Harris’ piece starts off by talking a bit about slave history then about how the states went about abolishing slavery and finally hits the central point of her article – the food cooked by the slaves and how they affected everything else around them. The thing that I found the most interesting (or surprising) was just how diverse the meals were that the slaves ate. They fished for “catfish, porgies, mullet…” and even had land to farm their own “okra, chili peppers, and eggplants”. Although the food they were given by their masters was usually rationed, they all gathered around as a community after work to cook their food. They celebrated holidays like Christmas and had Sundays as “free time”.

There’s so much more history attached to their lives and the meals they ate than I originally thought. Having taken an entire year on American History in high school, none of this information is every mentioned. Slaves are always depicted as over-worked slaves that are starving and essentially, they have no life outside of working. They work from dawn to dusk and are mistreated by their slave masters. The viewpoint is always seen from their masters and never from the slaves themselves – so this image that can be seen from this piece is a bit jarring. It’s almost as if history textbooks have clumped all slaves together into one category called “slaves” and have created a stereotypical image of them.

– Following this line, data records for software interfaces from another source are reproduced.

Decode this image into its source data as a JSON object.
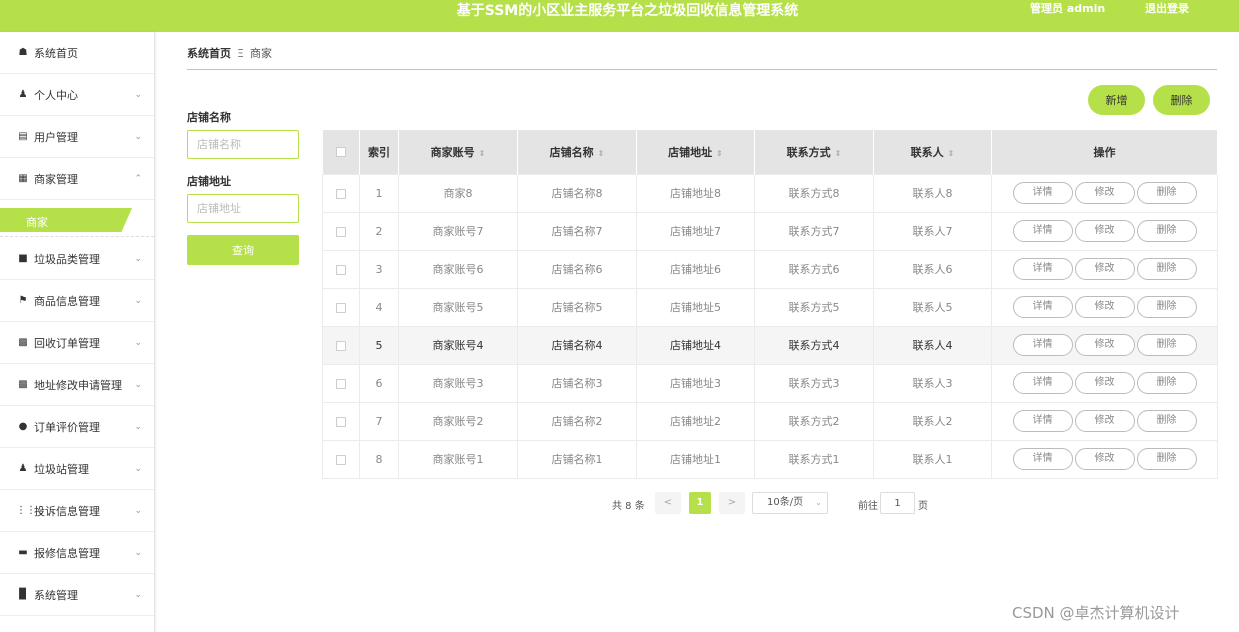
{
  "header": {
    "title": "基于SSM的小区业主服务平台之垃圾回收信息管理系统",
    "admin": "管理员 admin",
    "logout": "退出登录"
  },
  "sidebar": {
    "items": [
      {
        "label": "系统首页",
        "icon": "home-icon"
      },
      {
        "label": "个人中心",
        "icon": "user-icon"
      },
      {
        "label": "用户管理",
        "icon": "chart-icon"
      },
      {
        "label": "商家管理",
        "icon": "clipboard-icon"
      },
      {
        "label": "垃圾品类管理",
        "icon": "briefcase-icon"
      },
      {
        "label": "商品信息管理",
        "icon": "flag-icon"
      },
      {
        "label": "回收订单管理",
        "icon": "grid-icon"
      },
      {
        "label": "地址修改申请管理",
        "icon": "grid-icon"
      },
      {
        "label": "订单评价管理",
        "icon": "pin-icon"
      },
      {
        "label": "垃圾站管理",
        "icon": "user-stand-icon"
      },
      {
        "label": "投诉信息管理",
        "icon": "dots-icon"
      },
      {
        "label": "报修信息管理",
        "icon": "monitor-icon"
      },
      {
        "label": "系统管理",
        "icon": "bars-icon"
      }
    ],
    "sub_item": "商家"
  },
  "breadcrumb": {
    "home": "系统首页",
    "separator": "Ξ",
    "current": "商家"
  },
  "filters": {
    "store_name_label": "店铺名称",
    "store_name_placeholder": "店铺名称",
    "store_address_label": "店铺地址",
    "store_address_placeholder": "店铺地址",
    "search_button": "查询"
  },
  "actions": {
    "add": "新增",
    "delete": "删除"
  },
  "table": {
    "headers": [
      "索引",
      "商家账号",
      "店铺名称",
      "店铺地址",
      "联系方式",
      "联系人",
      "操作"
    ],
    "rows": [
      {
        "index": "1",
        "account": "商家8",
        "name": "店铺名称8",
        "address": "店铺地址8",
        "contact": "联系方式8",
        "person": "联系人8"
      },
      {
        "index": "2",
        "account": "商家账号7",
        "name": "店铺名称7",
        "address": "店铺地址7",
        "contact": "联系方式7",
        "person": "联系人7"
      },
      {
        "index": "3",
        "account": "商家账号6",
        "name": "店铺名称6",
        "address": "店铺地址6",
        "contact": "联系方式6",
        "person": "联系人6"
      },
      {
        "index": "4",
        "account": "商家账号5",
        "name": "店铺名称5",
        "address": "店铺地址5",
        "contact": "联系方式5",
        "person": "联系人5"
      },
      {
        "index": "5",
        "account": "商家账号4",
        "name": "店铺名称4",
        "address": "店铺地址4",
        "contact": "联系方式4",
        "person": "联系人4"
      },
      {
        "index": "6",
        "account": "商家账号3",
        "name": "店铺名称3",
        "address": "店铺地址3",
        "contact": "联系方式3",
        "person": "联系人3"
      },
      {
        "index": "7",
        "account": "商家账号2",
        "name": "店铺名称2",
        "address": "店铺地址2",
        "contact": "联系方式2",
        "person": "联系人2"
      },
      {
        "index": "8",
        "account": "商家账号1",
        "name": "店铺名称1",
        "address": "店铺地址1",
        "contact": "联系方式1",
        "person": "联系人1"
      }
    ],
    "row_actions": {
      "detail": "详情",
      "edit": "修改",
      "delete": "删除"
    },
    "highlight_row": 5
  },
  "pagination": {
    "total": "共 8 条",
    "prev": "<",
    "current_page": "1",
    "next": ">",
    "page_size": "10条/页",
    "goto_label": "前往",
    "goto_value": "1",
    "goto_suffix": "页"
  },
  "watermark": "CSDN @卓杰计算机设计",
  "colors": {
    "accent": "#b5e04a"
  }
}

Harris’ piece refutes this and mentions that as you go more south or west, “the harder they [the slaves] are worked, and the worse they are used”.

My question would be is it acceptable to clump these slaves together as one instead of showing their lives as they were in Harris’ article? Why don’t we focus more on the live of these slaves considering there was an entire war about them? I feel like depicting them all as one isn’t correct for those slaves that had a more “normal” life. This article shows that for slavery – it’s a very messy and blurry line that I feel like hasn’t been drawn properly.

In High on the Hog, the Jessica Harris often reference family cooking throughout the excerpt. Family food history doesn’t necessarily involve simply food passed down from one generation to another. Family food can have much deeper links than just involving a household itself. It can link to a wider range of people, even be a representation of a group of people. The areas involving food is a key heritage between the author’s heritage and a connection to her own family.

In the beginning the author would often reference her family cooking and her mother’s interest to the past involving slavery. This would lead into the work itself as she provides an overview of plantation living and lifestyle for the slaves. It goes from structuring in the earlier days to accounts given of their lifestyle. What is interesting is how the author doesn’t focus on a certain group of slaves, but that of various different areas and people. This overarching unification of food provides similar accounts in terms of types of food that was available and how a distinct style of cooking came to be. It also provides the read an understanding of how these slaves bonded and how similar they were as to imply a collective whole whilst still being having individualistic aspects.

The accounts provided by the author involves not only slaves, but those on the outside looking in. It showed a clear difference between the two different kind of peoples during the period, not just in the style of the accounts, but also a separation compared to the slave accounts. Throughout the piece those looking out to within give factual descriptions of what the slaves had to eat. While the narratives explain a much more personal response of what they had to deal with during the time period.

Even as the work is mostly a description piece of history, it also shows a connection to what the author considered important. Even separated into regions there grows a distinct culture of food that even with different ingredients showed a foundation that would change throughout a household. This food culture is harsh, but the people made it their own. It is tied to them in both history through family heritage and documents connecting various people and places together.